Post Therapy

I decided to stop doing therapy regularly when I noticed that I was thinking as my therapist had taught me. I was challenging negative thoughts on my own and I was no longer dependent on that hour to get me through the week. I’m so grateful for all the opportunities God has given me to grow and I wouldn’t trade them for better times because I’m here now. There were a lot of parts that I left out but they don’t add to the message I’m trying to share. Therapy is such a taboo topic in many cultures. I think it’s something about not being able to work out your problems on your own. Sometimes you just need that outside perspective to start to see things in a different light. A few of the biggest takeaways I got from the experience are:

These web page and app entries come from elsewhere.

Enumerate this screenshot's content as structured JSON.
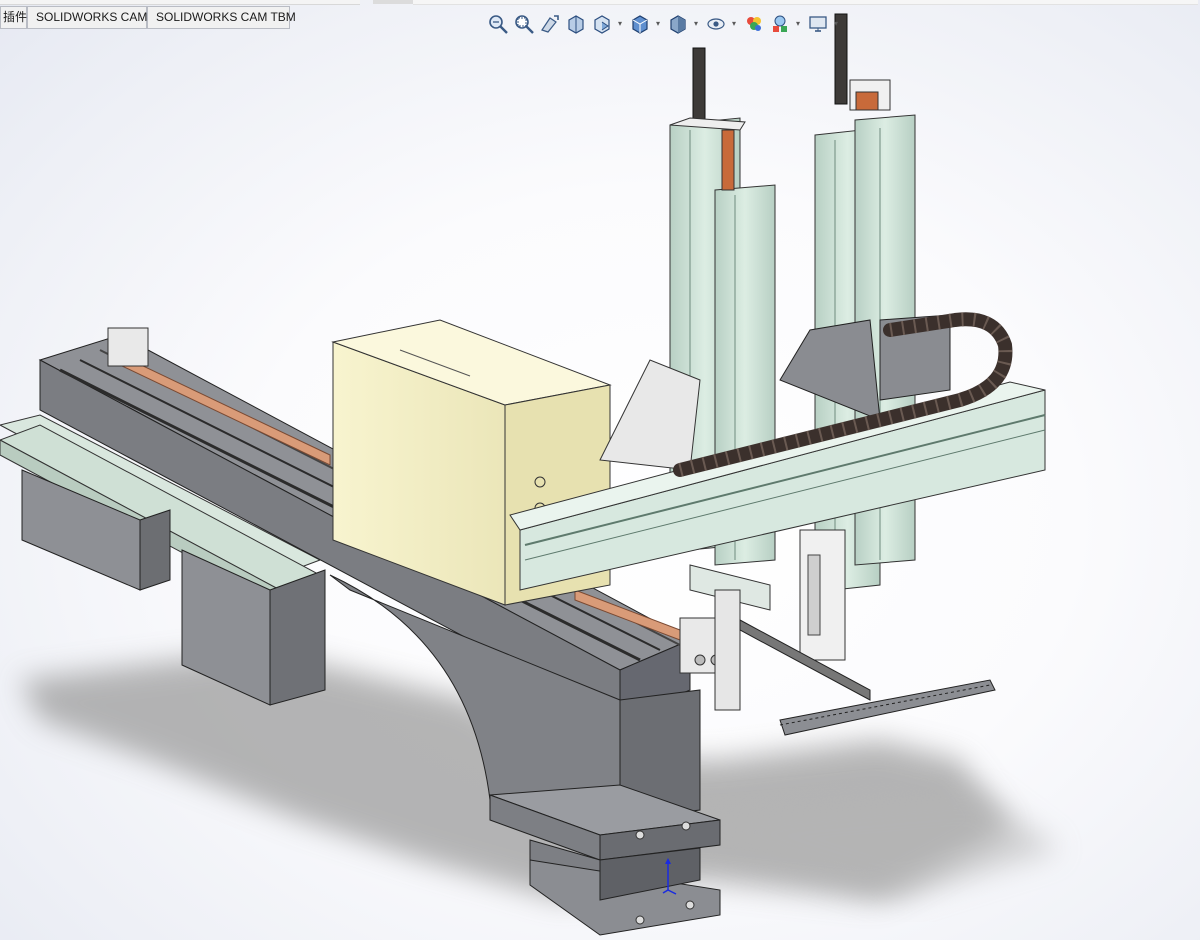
{
  "window": {
    "tabs": [
      {
        "label": "插件"
      },
      {
        "label": "SOLIDWORKS CAM"
      },
      {
        "label": "SOLIDWORKS CAM TBM"
      }
    ]
  },
  "heads_up_toolbar": {
    "items": [
      {
        "icon": "zoom-to-fit-icon"
      },
      {
        "icon": "zoom-to-area-icon"
      },
      {
        "icon": "previous-view-icon"
      },
      {
        "icon": "section-view-icon"
      },
      {
        "icon": "dynamic-annotation-view-icon",
        "has_dropdown": true
      },
      {
        "icon": "view-orientation-icon",
        "has_dropdown": true
      },
      {
        "icon": "display-style-icon",
        "has_dropdown": true
      },
      {
        "icon": "hide-show-items-icon",
        "has_dropdown": true
      },
      {
        "icon": "edit-appearance-icon"
      },
      {
        "icon": "apply-scene-icon",
        "has_dropdown": true
      },
      {
        "icon": "view-settings-icon",
        "has_dropdown": true
      }
    ]
  },
  "colors": {
    "frame_grey": "#8d8f94",
    "column_green": "#cfe3d8",
    "housing_cream": "#f5f1c8",
    "cable_chain": "#3b302c",
    "copper_strip": "#d99b78",
    "triad_blue": "#1a2be0"
  }
}
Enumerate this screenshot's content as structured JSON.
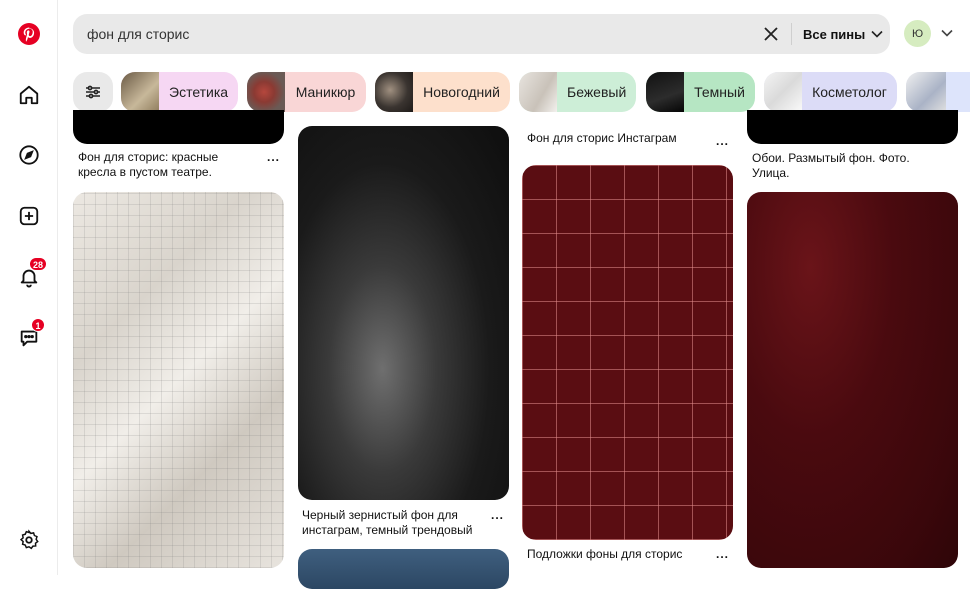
{
  "sidebar": {
    "logo_icon": "pinterest-logo-icon",
    "items": [
      {
        "name": "home-icon"
      },
      {
        "name": "explore-icon"
      },
      {
        "name": "create-icon"
      },
      {
        "name": "notifications-icon",
        "badge": "28"
      },
      {
        "name": "messages-icon",
        "badge": "1"
      }
    ],
    "settings_icon": "gear-icon"
  },
  "search": {
    "value": "фон для сторис",
    "filter_label": "Все пины"
  },
  "account": {
    "initial": "Ю"
  },
  "chips": [
    {
      "label": "Эстетика",
      "color": "#f6d7f3"
    },
    {
      "label": "Маникюр",
      "color": "#f9d6d6"
    },
    {
      "label": "Новогодний",
      "color": "#fde0cc"
    },
    {
      "label": "Бежевый",
      "color": "#cdeed7"
    },
    {
      "label": "Темный",
      "color": "#b6e6c3"
    },
    {
      "label": "Косметолог",
      "color": "#dcdcf7"
    }
  ],
  "pins": {
    "col1_caption": "Фон для сторис: красные кресла в пустом театре. Концептуальн...",
    "col2_caption": "Черный зернистый фон для инстаграм, темный трендовый зе...",
    "col3_top_caption": "Фон для сторис Инстаграм",
    "col3_caption": "Подложки фоны для сторис ри...",
    "col4_caption": "Обои. Размытый фон. Фото. Улица.",
    "more_label": "..."
  },
  "colors": {
    "brand": "#e60023",
    "search_bg": "#e9e9e9"
  }
}
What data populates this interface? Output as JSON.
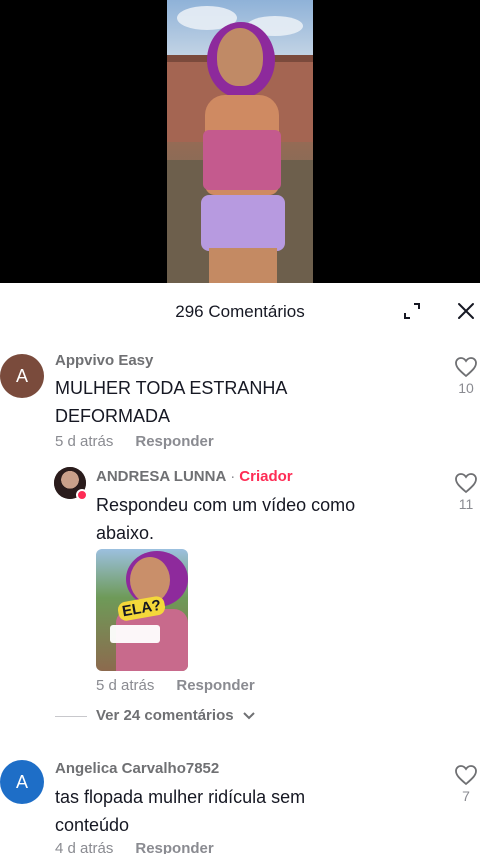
{
  "header": {
    "title": "296 Comentários"
  },
  "comments": [
    {
      "avatar_letter": "A",
      "avatar_color": "#7a4b3c",
      "username": "Appvivo Easy",
      "text_line1": "MULHER TODA ESTRANHA",
      "text_line2": "DEFORMADA",
      "time": "5 d atrás",
      "reply_label": "Responder",
      "likes": "10"
    },
    {
      "avatar_letter": "A",
      "avatar_color": "#1e6ec7",
      "username": "Angelica Carvalho7852",
      "text_line1": "tas flopada mulher ridícula sem",
      "text_line2": "conteúdo",
      "time": "4 d atrás",
      "reply_label": "Responder",
      "likes": "7"
    }
  ],
  "reply": {
    "username": "ANDRESA LUNNA",
    "separator": "·",
    "role": "Criador",
    "text_line1": "Respondeu com um vídeo como",
    "text_line2": "abaixo.",
    "time": "5 d atrás",
    "reply_label": "Responder",
    "likes": "11",
    "sticker_text": "ELA?"
  },
  "more_replies": "Ver 24 comentários",
  "colors": {
    "accent": "#fe2c55",
    "text": "#161823",
    "muted": "#8a8b91"
  }
}
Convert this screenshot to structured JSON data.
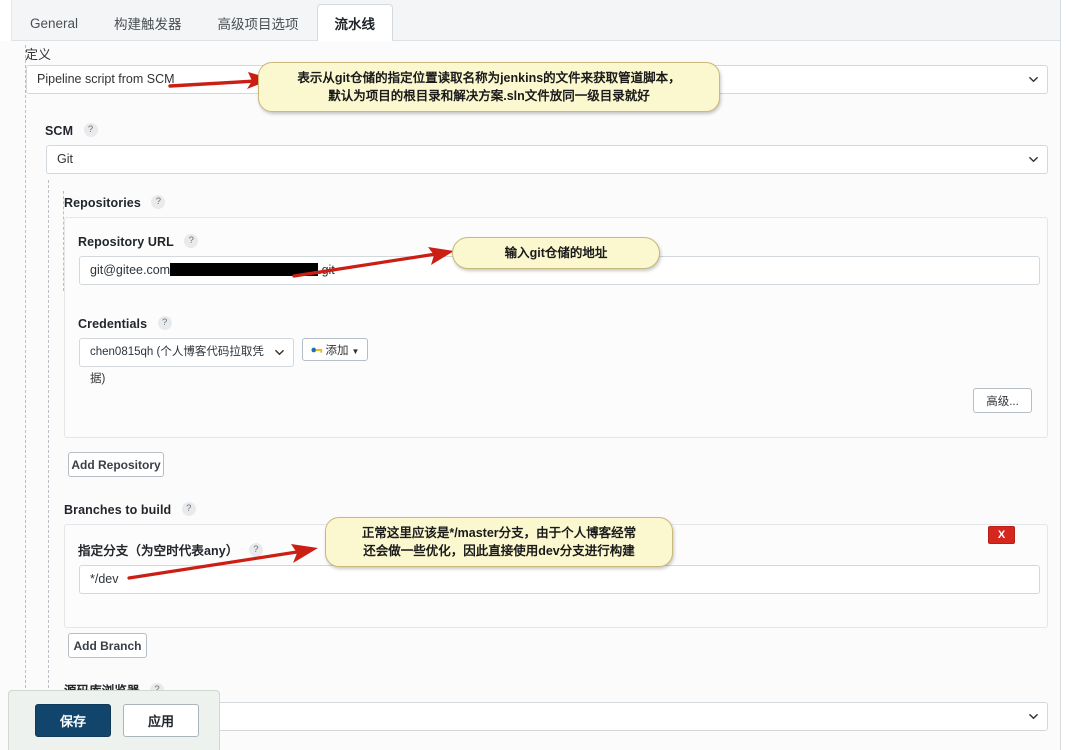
{
  "tabs": [
    {
      "label": "General",
      "active": false
    },
    {
      "label": "构建触发器",
      "active": false
    },
    {
      "label": "高级项目选项",
      "active": false
    },
    {
      "label": "流水线",
      "active": true
    }
  ],
  "definition": {
    "label": "定义",
    "value": "Pipeline script from SCM"
  },
  "scm": {
    "label": "SCM",
    "help": "?",
    "value": "Git"
  },
  "repositories": {
    "label": "Repositories",
    "help": "?",
    "url_label": "Repository URL",
    "url_help": "?",
    "url_prefix": "git@gitee.com",
    "url_suffix": ".git",
    "credentials_label": "Credentials",
    "credentials_help": "?",
    "credentials_value": "chen0815qh (个人博客代码拉取凭据)",
    "add_credential_label": "添加",
    "advanced_label": "高级...",
    "add_repository_label": "Add Repository"
  },
  "branches": {
    "label": "Branches to build",
    "help": "?",
    "specifier_label": "指定分支（为空时代表any）",
    "specifier_help": "?",
    "specifier_value": "*/dev",
    "delete_label": "X",
    "add_branch_label": "Add Branch"
  },
  "browser": {
    "label": "源码库浏览器",
    "help": "?",
    "value": ""
  },
  "savebar": {
    "save_label": "保存",
    "apply_label": "应用"
  },
  "callouts": [
    {
      "id": "definition-note",
      "line1": "表示从git仓储的指定位置读取名称为jenkins的文件来获取管道脚本，",
      "line2": "默认为项目的根目录和解决方案.sln文件放同一级目录就好"
    },
    {
      "id": "url-note",
      "line1": "输入git仓储的地址",
      "line2": ""
    },
    {
      "id": "branch-note",
      "line1": "正常这里应该是*/master分支，由于个人博客经常",
      "line2": "还会做一些优化，因此直接使用dev分支进行构建"
    }
  ],
  "colors": {
    "accent": "#12456b",
    "callout_bg": "#fbf8d0",
    "callout_border": "#c9b97a",
    "arrow": "#cc1f14",
    "danger": "#d6271f"
  }
}
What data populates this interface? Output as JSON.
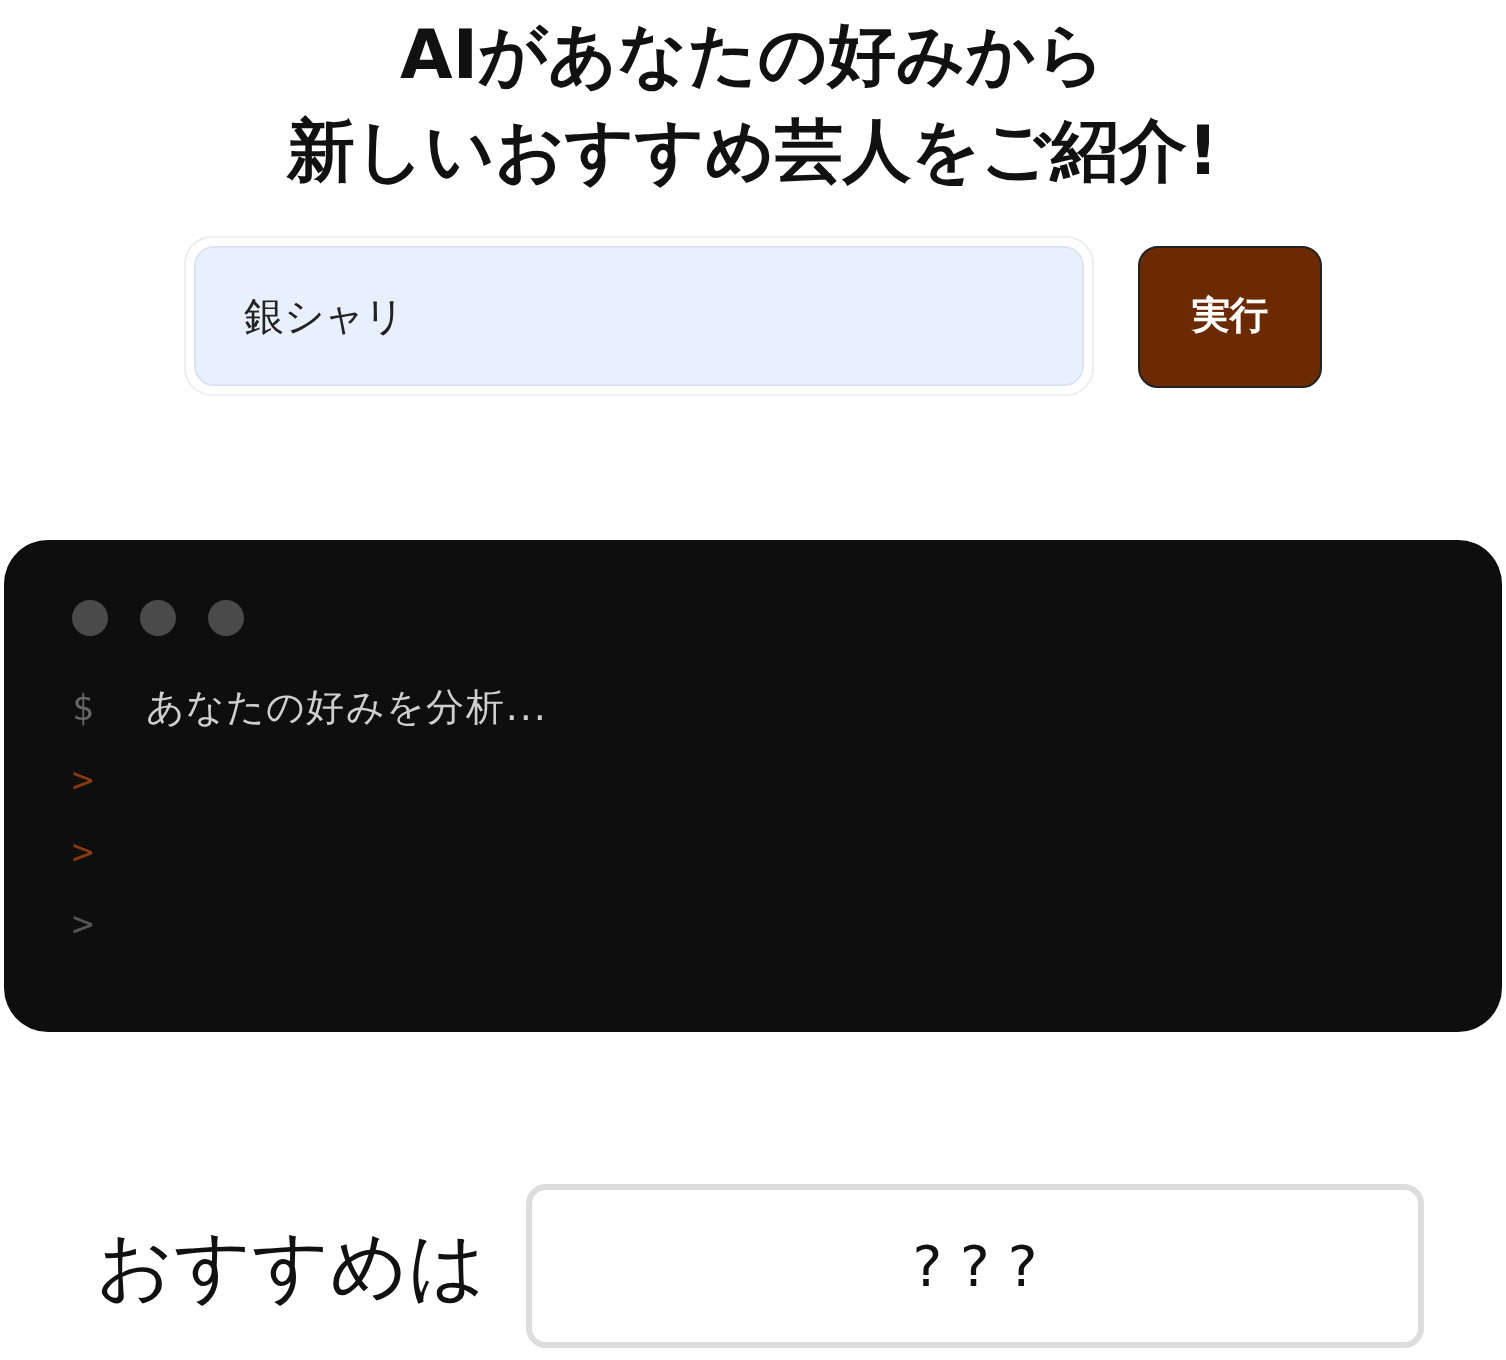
{
  "title_lines": [
    "AIがあなたの好みから",
    "新しいおすすめ芸人をご紹介!"
  ],
  "search": {
    "value": "銀シャリ"
  },
  "run_button": "実行",
  "terminal": {
    "lines": [
      {
        "kind": "command",
        "prompt": "$",
        "text": "あなたの好みを分析..."
      },
      {
        "kind": "active",
        "prompt": ">"
      },
      {
        "kind": "active",
        "prompt": ">"
      },
      {
        "kind": "idle",
        "prompt": ">"
      }
    ]
  },
  "result": {
    "label": "おすすめは",
    "value": "? ? ?"
  }
}
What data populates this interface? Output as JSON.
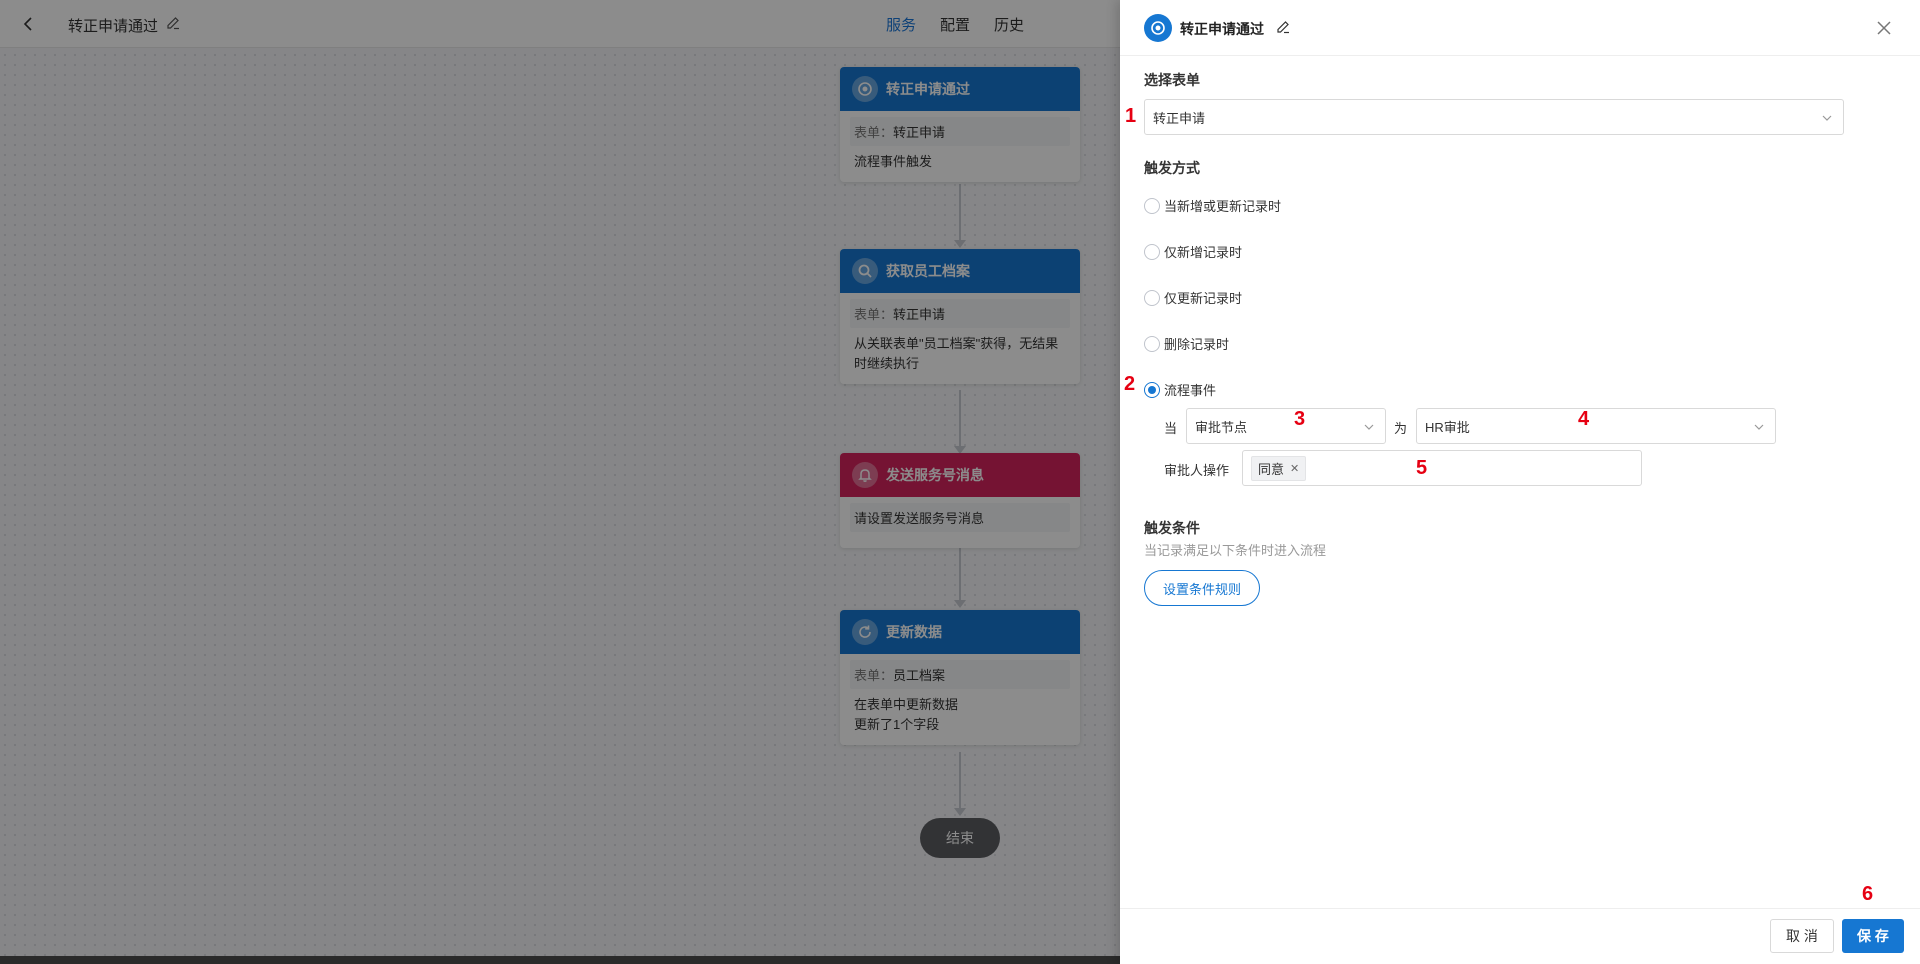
{
  "topbar": {
    "title": "转正申请通过",
    "tabs": [
      {
        "label": "服务",
        "active": true
      },
      {
        "label": "配置",
        "active": false
      },
      {
        "label": "历史",
        "active": false
      }
    ]
  },
  "flow": {
    "nodes": [
      {
        "title": "转正申请通过",
        "icon": "target-icon",
        "form_key": "表单：",
        "form_value": "转正申请",
        "desc": "流程事件触发"
      },
      {
        "title": "获取员工档案",
        "icon": "search-icon",
        "form_key": "表单：",
        "form_value": "转正申请",
        "desc": "从关联表单\"员工档案\"获得，无结果时继续执行"
      },
      {
        "title": "发送服务号消息",
        "icon": "bell-icon",
        "desc": "请设置发送服务号消息"
      },
      {
        "title": "更新数据",
        "icon": "refresh-icon",
        "form_key": "表单：",
        "form_value": "员工档案",
        "desc1": "在表单中更新数据",
        "desc2": "更新了1个字段"
      }
    ],
    "end_label": "结束"
  },
  "drawer": {
    "title": "转正申请通过",
    "select_form_label": "选择表单",
    "form_value": "转正申请",
    "trigger_label": "触发方式",
    "radios": [
      {
        "label": "当新增或更新记录时",
        "checked": false
      },
      {
        "label": "仅新增记录时",
        "checked": false
      },
      {
        "label": "仅更新记录时",
        "checked": false
      },
      {
        "label": "删除记录时",
        "checked": false
      },
      {
        "label": "流程事件",
        "checked": true
      }
    ],
    "when_label": "当",
    "node_type_value": "审批节点",
    "as_label": "为",
    "node_value": "HR审批",
    "approver_op_label": "审批人操作",
    "approver_op_tag": "同意",
    "condition_label": "触发条件",
    "condition_hint": "当记录满足以下条件时进入流程",
    "rule_button": "设置条件规则",
    "cancel": "取 消",
    "save": "保 存"
  },
  "markers": [
    "1",
    "2",
    "3",
    "4",
    "5",
    "6"
  ],
  "colors": {
    "primary": "#1677d2",
    "pink": "#d6245e",
    "marker": "#e60012"
  }
}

  1. You can’t control anyone else. I used to find myself getting upset over things I had no control over and letting outside factors disrupt my peace. Now I know how to separate my own emotions and stay more objective. This also helps me with empathy, because it’s easier to understand someone when you put your own experiences to the side.

  2. I learned what self-care actually meant. Every single week for months my therapist would ask me what I did to take care of myself and my answer was never what she was looking for. She wasn’t asking if I went out with friends or if I went shopping, she was asking about the hard things. The things that I don’t want to do but will benefit me in the long term.

  3. I became less closed off about my mental health. Yes, I have ADHD. I’ve made it this far with it and a diagnosis is just a name for what I’ve always been. Actually, it has some benefits. I can work really well under pressure, I always have a new idea running through my mind, I love filling my head with knowledge, and I’m very analytical so I pick up on very small cues. ADHD can be comorbid with other things like anxiety and depression and I’ve found a way to manage both through diet and lifestyle.

  4. I know myself, I’m grounded. Before therapy, I didn’t know what my values were so I made decisions based on temporary circumstances. Now that I have a strong set of values and morals, I am confident in my decision making.

  5. Get the help you need. Speak to someone you trust. Lean on your friends because when they say they’re here for you, they aren’t saying it for no reason. Lastly, be kind. On days where nothing was making me feel better, surprising a friend or helping a stranger never failed to lift my mood.

I hope this helps someone. Not knowing what's going on with you can be frightening and our own minds can be our biggest enemies but if you’re reading this that means you’re already taking a step in the right direction. When you’re at your lowest, it feels like that’s just how your life is going to be from here on out but trust me, it’ll get worse before it gets better and there will be more difficult times to come but God chose you for these challenges because he knows you’re capable of coming out on the other side. Those are the words I wish someone had said to me.